As you can see the colors are a little dull and the lack of sharpness is disconcerting, but to be honest, it performed better than I expected for what it is as a phone. For the price of the phone and the specs that it has, what can you do?
The “Value-For-Money-Entry-Level-Smartphone” Group (RM600 – RM1,000)
Indoor Flash Portraits
This one is a little bit of a no brainer. The Huawei struggled with banding from the fluorescent lights and the Eclipse rendered everything way too cool and overexposed, the Xperia P did a good job with the scene, despite it being a little underexposed.
Indoor Flash Portrait
In all honesty, all 3 handsets performed quite poorly with this test. The Honor got the color balance completely wrong, the Eclipse just couldn’t focus to save its life and the Xperia P was noisy across the whole picture. The handset that won this round (or lost the least) was the Xperia P.
The “Flagship-High-End-Premium-Sexy-Phones” Group (Over RM2,000)
Indoor Flash Portrait
With the Indoor Flash Portrait test, the SGS3 renders the afro a lot more true to life than the One X. This is a very important thing when shooting people as if you don’t render accurately, it will make them look way unhealthier than they actually are. Sharpness wise, it looks like the One X may have a slight edge but not very much. For this test, we’ll call it a win for the Samsung Galaxy S3.
Overall and Conclusion
So which camera impressed us the most? Given the price points and all things considered, it would have to be the Samsung Galaxy S3 or the Sony Xperia Sola. The quality and sharpness that the SGS3 produces is simply unmatched among its price point and throughout our 10 phones. For the Sola, it’s the value for money which makes it appearing. For less than a grand, you’ll get pretty decent results camera wise.
We hope you’ve found this relatively useful! Stay tuned for tomorrow’s installment to find out which phone performs the best in our benchmark tests!

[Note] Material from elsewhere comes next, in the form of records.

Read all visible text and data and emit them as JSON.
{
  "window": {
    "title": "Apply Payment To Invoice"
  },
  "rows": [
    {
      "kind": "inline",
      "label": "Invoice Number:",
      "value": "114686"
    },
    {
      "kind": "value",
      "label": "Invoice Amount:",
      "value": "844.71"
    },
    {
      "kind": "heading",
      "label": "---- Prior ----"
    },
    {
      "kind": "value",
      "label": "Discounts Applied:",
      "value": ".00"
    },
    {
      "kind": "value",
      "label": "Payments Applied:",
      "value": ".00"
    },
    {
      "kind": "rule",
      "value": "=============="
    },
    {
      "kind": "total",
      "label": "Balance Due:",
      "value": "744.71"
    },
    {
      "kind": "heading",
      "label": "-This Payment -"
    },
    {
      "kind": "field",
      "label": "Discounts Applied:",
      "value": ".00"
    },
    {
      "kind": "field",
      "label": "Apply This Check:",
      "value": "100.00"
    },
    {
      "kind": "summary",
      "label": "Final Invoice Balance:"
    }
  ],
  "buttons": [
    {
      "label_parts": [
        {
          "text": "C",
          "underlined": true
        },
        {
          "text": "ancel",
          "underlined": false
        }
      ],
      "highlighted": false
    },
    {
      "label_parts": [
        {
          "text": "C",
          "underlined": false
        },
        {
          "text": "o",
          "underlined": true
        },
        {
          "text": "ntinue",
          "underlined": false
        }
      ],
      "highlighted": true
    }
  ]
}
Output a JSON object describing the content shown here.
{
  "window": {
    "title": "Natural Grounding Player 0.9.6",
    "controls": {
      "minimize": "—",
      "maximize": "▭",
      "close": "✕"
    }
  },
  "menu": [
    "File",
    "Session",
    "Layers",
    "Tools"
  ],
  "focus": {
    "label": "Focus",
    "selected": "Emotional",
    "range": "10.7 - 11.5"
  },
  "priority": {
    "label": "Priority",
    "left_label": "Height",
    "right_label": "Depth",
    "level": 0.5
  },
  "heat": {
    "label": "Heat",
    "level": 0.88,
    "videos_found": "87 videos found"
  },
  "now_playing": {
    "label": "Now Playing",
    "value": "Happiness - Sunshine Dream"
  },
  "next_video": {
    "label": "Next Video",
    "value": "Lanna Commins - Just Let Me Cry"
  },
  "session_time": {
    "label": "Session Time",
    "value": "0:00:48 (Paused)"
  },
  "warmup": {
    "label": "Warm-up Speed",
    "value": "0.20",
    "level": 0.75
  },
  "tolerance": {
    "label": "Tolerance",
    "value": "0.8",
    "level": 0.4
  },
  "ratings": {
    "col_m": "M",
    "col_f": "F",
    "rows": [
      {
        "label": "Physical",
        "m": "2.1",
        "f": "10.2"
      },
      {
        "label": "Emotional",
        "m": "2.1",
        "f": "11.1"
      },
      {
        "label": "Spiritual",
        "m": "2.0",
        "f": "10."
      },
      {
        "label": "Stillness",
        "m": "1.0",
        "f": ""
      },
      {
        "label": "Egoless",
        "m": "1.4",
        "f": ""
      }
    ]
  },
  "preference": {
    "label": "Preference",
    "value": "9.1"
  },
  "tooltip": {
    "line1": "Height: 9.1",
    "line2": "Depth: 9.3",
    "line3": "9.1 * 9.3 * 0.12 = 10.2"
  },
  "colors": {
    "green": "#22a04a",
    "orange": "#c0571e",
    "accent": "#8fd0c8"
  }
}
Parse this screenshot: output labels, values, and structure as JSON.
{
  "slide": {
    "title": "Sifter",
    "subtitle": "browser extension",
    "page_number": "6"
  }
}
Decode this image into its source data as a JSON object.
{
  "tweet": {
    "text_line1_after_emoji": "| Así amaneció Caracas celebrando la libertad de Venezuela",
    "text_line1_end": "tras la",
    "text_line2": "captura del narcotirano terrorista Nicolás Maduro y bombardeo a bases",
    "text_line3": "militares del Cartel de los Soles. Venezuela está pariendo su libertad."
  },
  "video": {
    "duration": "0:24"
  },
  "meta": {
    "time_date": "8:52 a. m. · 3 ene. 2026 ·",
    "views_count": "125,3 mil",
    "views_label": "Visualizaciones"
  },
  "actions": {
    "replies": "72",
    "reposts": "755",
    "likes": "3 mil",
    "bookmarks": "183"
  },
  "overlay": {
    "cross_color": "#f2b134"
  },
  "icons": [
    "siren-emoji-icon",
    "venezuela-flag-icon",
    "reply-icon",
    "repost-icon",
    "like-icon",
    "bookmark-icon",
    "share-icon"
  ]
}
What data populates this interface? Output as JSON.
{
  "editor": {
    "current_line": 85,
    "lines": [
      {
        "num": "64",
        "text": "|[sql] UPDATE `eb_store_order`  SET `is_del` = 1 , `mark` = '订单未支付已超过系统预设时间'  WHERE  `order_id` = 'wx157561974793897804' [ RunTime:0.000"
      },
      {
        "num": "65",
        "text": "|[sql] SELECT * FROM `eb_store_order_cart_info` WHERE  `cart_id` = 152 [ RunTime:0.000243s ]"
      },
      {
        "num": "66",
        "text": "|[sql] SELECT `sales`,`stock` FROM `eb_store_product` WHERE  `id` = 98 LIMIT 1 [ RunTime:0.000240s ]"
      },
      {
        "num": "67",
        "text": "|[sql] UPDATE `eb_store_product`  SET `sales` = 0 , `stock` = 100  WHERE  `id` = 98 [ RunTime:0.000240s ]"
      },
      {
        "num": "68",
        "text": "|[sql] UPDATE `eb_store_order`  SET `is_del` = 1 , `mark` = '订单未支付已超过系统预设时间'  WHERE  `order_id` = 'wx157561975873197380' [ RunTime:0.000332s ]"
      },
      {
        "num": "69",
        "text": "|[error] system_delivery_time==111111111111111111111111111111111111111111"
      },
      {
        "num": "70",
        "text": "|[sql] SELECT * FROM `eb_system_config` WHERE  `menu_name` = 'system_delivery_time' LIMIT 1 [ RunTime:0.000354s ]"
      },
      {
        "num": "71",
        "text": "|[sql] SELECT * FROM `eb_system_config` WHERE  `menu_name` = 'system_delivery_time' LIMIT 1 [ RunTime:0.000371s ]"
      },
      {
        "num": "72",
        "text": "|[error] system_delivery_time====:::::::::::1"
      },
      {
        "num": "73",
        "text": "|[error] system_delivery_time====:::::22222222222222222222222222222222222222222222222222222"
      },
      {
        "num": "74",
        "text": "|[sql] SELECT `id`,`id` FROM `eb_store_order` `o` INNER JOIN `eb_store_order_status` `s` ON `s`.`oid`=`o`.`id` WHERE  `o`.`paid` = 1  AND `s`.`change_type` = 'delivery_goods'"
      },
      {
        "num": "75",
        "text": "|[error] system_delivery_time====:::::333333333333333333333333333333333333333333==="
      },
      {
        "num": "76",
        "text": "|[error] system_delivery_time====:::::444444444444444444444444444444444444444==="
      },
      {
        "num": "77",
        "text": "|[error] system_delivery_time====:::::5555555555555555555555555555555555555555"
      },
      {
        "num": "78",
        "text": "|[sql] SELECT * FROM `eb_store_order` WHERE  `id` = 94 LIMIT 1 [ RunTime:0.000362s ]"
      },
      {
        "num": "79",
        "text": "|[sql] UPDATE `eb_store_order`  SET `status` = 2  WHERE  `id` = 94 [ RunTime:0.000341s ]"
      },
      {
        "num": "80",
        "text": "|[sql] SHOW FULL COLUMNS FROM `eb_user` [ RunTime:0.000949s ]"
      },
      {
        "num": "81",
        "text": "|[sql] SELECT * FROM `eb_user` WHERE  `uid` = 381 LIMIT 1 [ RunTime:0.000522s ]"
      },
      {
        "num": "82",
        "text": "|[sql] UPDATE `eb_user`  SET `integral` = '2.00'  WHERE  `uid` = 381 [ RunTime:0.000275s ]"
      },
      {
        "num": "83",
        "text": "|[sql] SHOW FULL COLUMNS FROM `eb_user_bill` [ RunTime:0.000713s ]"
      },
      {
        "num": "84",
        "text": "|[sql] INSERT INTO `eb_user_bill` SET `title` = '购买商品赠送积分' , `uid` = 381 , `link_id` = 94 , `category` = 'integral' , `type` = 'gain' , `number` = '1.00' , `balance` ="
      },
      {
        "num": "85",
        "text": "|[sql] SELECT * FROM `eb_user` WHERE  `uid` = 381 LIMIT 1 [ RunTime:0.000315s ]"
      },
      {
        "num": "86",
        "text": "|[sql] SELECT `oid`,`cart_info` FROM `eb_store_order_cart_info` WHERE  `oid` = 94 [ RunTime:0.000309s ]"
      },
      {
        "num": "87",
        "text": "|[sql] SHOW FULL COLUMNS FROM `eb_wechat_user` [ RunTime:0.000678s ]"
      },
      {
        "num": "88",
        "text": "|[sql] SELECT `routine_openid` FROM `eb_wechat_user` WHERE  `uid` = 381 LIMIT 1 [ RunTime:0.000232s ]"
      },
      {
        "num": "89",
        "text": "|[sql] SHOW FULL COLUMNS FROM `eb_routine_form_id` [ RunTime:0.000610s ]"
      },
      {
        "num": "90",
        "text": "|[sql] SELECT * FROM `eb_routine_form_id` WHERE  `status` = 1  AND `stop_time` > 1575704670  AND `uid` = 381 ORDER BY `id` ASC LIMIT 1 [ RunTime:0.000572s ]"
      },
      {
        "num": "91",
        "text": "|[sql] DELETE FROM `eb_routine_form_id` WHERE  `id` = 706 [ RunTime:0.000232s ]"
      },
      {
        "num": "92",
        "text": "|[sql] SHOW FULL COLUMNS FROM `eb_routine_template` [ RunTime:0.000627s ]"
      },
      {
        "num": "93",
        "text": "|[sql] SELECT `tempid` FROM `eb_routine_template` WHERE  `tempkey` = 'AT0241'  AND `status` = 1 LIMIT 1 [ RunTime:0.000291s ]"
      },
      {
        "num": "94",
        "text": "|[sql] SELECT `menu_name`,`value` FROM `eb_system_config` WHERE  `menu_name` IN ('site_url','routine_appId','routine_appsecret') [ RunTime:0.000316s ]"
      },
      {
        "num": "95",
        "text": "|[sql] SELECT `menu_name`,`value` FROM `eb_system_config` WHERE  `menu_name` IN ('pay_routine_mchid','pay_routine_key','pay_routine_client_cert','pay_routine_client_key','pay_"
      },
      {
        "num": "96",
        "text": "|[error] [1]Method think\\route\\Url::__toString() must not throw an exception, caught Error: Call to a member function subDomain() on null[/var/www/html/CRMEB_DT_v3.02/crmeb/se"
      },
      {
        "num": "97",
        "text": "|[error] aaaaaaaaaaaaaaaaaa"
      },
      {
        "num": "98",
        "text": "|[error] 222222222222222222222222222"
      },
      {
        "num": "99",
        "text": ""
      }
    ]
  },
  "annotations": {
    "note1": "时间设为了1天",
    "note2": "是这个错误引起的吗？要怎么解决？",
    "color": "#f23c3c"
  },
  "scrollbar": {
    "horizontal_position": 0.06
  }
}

If you missed our previous parts, check them out here!
THE LYN GREAT BIG ANDROID PHONE SHOOTOUT: PART 2 – USER INTERFACE